It seems that emeralds are a bit of a mystery to most.  Emerald, the birthstone for May, has been beloved for millennia, evoking rebirth and renewal. Widely regarded as the definition of green, emerald is the perfect colour for spring. From the poetic description of Ireland as “the Emerald Isle” to the vibrant green of the famed gemstone itself—the May birthstone has captured hearts and minds through the ages.

Our latest addition to the Covett Vault, a Picchiotti emerald and diamond necklace. 

Variations of this rich green colour suggest soothing, lush gardens. Legend has it that emerald has the power to make its wearer more intelligent and quick-witted, and it was once believed to cure diseases like cholera and malaria. Today, it's the gemstone given for the 20th and 35th wedding anniversaries.

From Egyptian pharaohs to Incan emperors, emerald has enchanted royalty. Cleopatra was known to have a passion for emerald and used it in her royal adornments. The legendary Crown of the Andes, fashioned in colonial South America, is one example of how the Spanish revered the May birthstone. According to lore, its largest stone—now called the Atahualpa emerald—was taken from the last Incan emperor, Atahualpa, by conquistador Francisco Pizarro. The emerald and gold treasures recovered from the sunken 17th century Spanish galleon Nuestra Señora de Atocha represent a small fraction of the colonial riches sent to Spain from the New World.

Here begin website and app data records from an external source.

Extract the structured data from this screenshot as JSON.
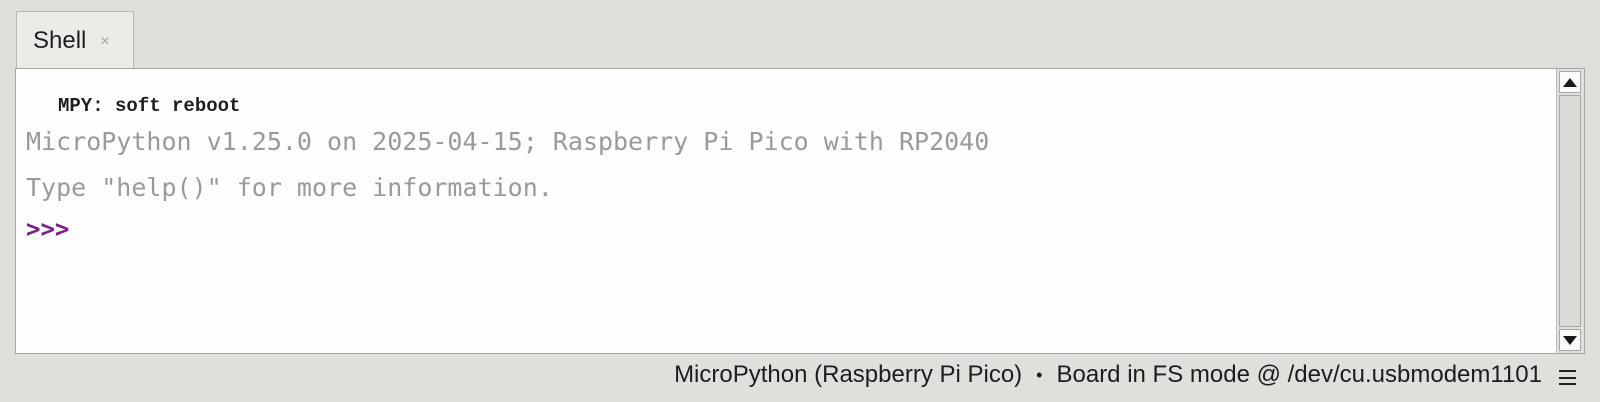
{
  "tabs": [
    {
      "label": "Shell",
      "close_glyph": "×",
      "active": true
    }
  ],
  "shell": {
    "lines": [
      "MPY: soft reboot",
      "MicroPython v1.25.0 on 2025-04-15; Raspberry Pi Pico with RP2040",
      "Type \"help()\" for more information."
    ],
    "prompt": ">>>"
  },
  "status": {
    "interpreter": "MicroPython (Raspberry Pi Pico)",
    "separator": "•",
    "connection": "Board in FS mode @ /dev/cu.usbmodem1101"
  },
  "icons": {
    "tab_close": "close-icon",
    "scroll_up": "arrow-up-icon",
    "scroll_down": "arrow-down-icon",
    "menu": "hamburger-menu-icon"
  },
  "colors": {
    "prompt": "#7a1f86",
    "info_text": "#9a9a9a",
    "background": "#e1dfdb",
    "shell_background": "#fdfdfd"
  }
}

The word “emerald” comes from smaragdos, ancient Greek for a green gem. Roman author Pliny the Elder, who died in the 79 CE eruption of Mt Vesuvius, wrote in his encyclopaedic Natural History that “nothing greens greener”. He also stated that the May birthstone had therapeutic properties that helped gem cutters: “[they] have no better method of restoring their eyes than by looking at the emerald, its soft, green colour comforting and removing their weariness and lassitude.” Science now proves this belief: The colour green relieves stress and eye strain.

The green birthstone was also thought to have magical powers. By placing it under the tongue, one could see into the future. Some believed it made one an eloquent speaker and exposed lovers who made false promises.

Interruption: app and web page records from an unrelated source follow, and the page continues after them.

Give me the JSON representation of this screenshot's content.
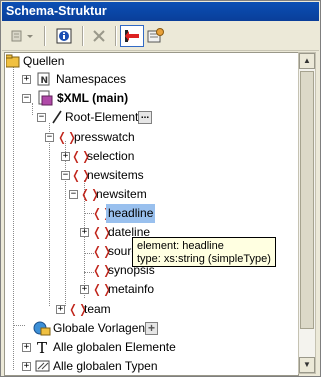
{
  "window": {
    "title": "Schema-Struktur"
  },
  "toolbar": {
    "icons": [
      "insert-menu-icon",
      "info-icon",
      "delete-icon",
      "sync-icon",
      "settings-icon"
    ]
  },
  "tree": {
    "root_label": "Quellen",
    "namespaces": "Namespaces",
    "main_source": "$XML (main)",
    "root_elements": "Root-Elemente",
    "root_more_button": "...",
    "presswatch": "presswatch",
    "selection": "selection",
    "newsitems": "newsitems",
    "newsitem": "newsitem",
    "headline": "headline",
    "dateline": "dateline",
    "source": "source",
    "synopsis": "synopsis",
    "metainfo": "metainfo",
    "team": "team",
    "global_templates": "Globale Vorlagen",
    "global_elements": "Alle globalen Elemente",
    "global_types": "Alle globalen Typen"
  },
  "tooltip": {
    "line1": "element: headline",
    "line2": "type: xs:string (simpleType)"
  }
}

Colombia has been the source of the finest emeralds for more than 500 years, and Colombian emeralds are the standard by which all others are measured. Three mining sites in Colombia are particularly noteworthy: Muzo, Chivor and Coscuez. Each locality produces a range of colours but, generally speaking, darker tones of pure green emeralds come from Muzo. Emeralds that are lighter in tone and slightly bluish green are associated with Chivor. Slightly yellowish green emeralds are unearthed in Coscuez.

Emerald is a 7.5 to 8 on the Mohs scale of hardness, so it is more susceptible to scratching than a diamond, which scores 10 on the scale. The May birthstone is often treated to improve its colour or clarity. Common treatment methods include:

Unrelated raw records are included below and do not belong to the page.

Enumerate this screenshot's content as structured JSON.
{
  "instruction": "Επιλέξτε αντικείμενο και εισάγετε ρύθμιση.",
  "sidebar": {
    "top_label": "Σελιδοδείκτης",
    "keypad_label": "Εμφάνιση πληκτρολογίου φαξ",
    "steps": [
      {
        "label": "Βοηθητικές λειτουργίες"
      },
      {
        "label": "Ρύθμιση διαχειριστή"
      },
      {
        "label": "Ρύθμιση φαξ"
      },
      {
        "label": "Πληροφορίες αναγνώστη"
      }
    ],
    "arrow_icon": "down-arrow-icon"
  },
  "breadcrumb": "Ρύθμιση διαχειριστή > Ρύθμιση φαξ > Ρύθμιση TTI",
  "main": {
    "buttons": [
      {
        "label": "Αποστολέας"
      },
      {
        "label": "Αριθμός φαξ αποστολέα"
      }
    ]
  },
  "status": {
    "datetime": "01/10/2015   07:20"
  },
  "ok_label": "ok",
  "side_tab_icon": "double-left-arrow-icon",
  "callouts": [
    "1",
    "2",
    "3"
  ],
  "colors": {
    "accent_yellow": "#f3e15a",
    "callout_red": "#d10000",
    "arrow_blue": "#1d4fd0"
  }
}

1. Dyeing: Paler emeralds with multiple fractures may be dyed green to enhance their colour.
2. Fracture Filling: Oils, waxes and artificial resins are often used to fill surface-reaching fractures in emeralds. The goal is to reduce the visibility of the fractures and improve the apparent clarity. The volume of filler material present can range from minor to significant; the different substances have varying degrees of stability.

The May birthstone requires some special care: Avoid exposure to heat, changes in air pressure (such as in a plane cabin) and harsh chemicals. Never put an emerald in an ultrasonic cleaner, as the vibrations and heat can cause the filler to sweat out of fractures. Filled emeralds can also be damaged by exposure to hot water used for washing dishes. The safest way to clean emeralds is to gently scrub them with a soft brush and warm, soapy water.

Visit our other blogs about emeralds: 

Emeralds, King of kings 


The GIA Encyclopedia

The Best Jewellery at the Met Gala